What to work on
Keep the pictures out of the copy and print all the entries below exactly.

Input material

▬▬▬▬▬▬

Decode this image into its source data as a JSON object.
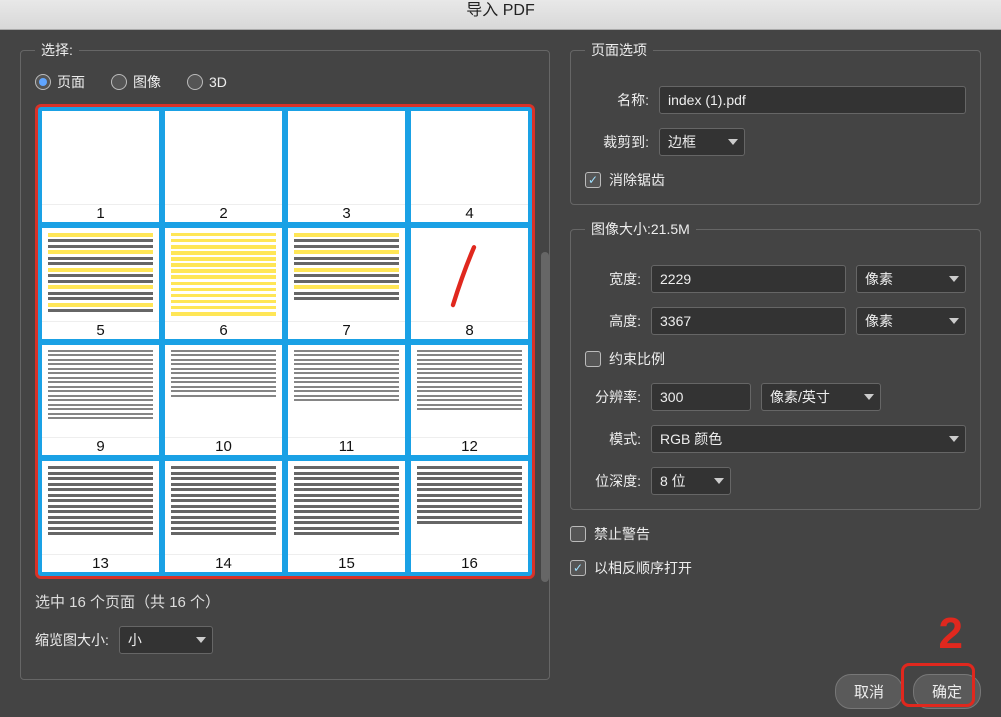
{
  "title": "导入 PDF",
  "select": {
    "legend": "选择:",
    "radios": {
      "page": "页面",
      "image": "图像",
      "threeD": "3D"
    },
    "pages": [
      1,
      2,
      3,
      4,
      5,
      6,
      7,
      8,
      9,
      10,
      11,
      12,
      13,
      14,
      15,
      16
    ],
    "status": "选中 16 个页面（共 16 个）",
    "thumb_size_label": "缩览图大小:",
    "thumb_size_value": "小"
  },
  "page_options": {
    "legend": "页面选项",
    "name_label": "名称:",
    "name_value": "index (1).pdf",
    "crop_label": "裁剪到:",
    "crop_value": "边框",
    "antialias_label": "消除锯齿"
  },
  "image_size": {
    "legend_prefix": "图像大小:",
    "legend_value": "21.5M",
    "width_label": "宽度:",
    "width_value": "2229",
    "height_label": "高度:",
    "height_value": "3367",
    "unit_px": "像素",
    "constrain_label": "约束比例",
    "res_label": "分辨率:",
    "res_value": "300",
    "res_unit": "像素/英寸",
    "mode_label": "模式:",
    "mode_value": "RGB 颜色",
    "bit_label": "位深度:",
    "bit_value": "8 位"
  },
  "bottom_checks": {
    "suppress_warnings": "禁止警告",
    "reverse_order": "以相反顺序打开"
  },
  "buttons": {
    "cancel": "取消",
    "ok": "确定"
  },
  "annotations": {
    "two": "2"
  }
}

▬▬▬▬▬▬

Result
Decode this image into its source data as a JSON object.
{
  "title": "导入 PDF",
  "select": {
    "legend": "选择:",
    "radios": {
      "page": "页面",
      "image": "图像",
      "threeD": "3D"
    },
    "pages": [
      1,
      2,
      3,
      4,
      5,
      6,
      7,
      8,
      9,
      10,
      11,
      12,
      13,
      14,
      15,
      16
    ],
    "status": "选中 16 个页面（共 16 个）",
    "thumb_size_label": "缩览图大小:",
    "thumb_size_value": "小"
  },
  "page_options": {
    "legend": "页面选项",
    "name_label": "名称:",
    "name_value": "index (1).pdf",
    "crop_label": "裁剪到:",
    "crop_value": "边框",
    "antialias_label": "消除锯齿"
  },
  "image_size": {
    "legend_prefix": "图像大小:",
    "legend_value": "21.5M",
    "width_label": "宽度:",
    "width_value": "2229",
    "height_label": "高度:",
    "height_value": "3367",
    "unit_px": "像素",
    "constrain_label": "约束比例",
    "res_label": "分辨率:",
    "res_value": "300",
    "res_unit": "像素/英寸",
    "mode_label": "模式:",
    "mode_value": "RGB 颜色",
    "bit_label": "位深度:",
    "bit_value": "8 位"
  },
  "bottom_checks": {
    "suppress_warnings": "禁止警告",
    "reverse_order": "以相反顺序打开"
  },
  "buttons": {
    "cancel": "取消",
    "ok": "确定"
  },
  "annotations": {
    "two": "2"
  }
}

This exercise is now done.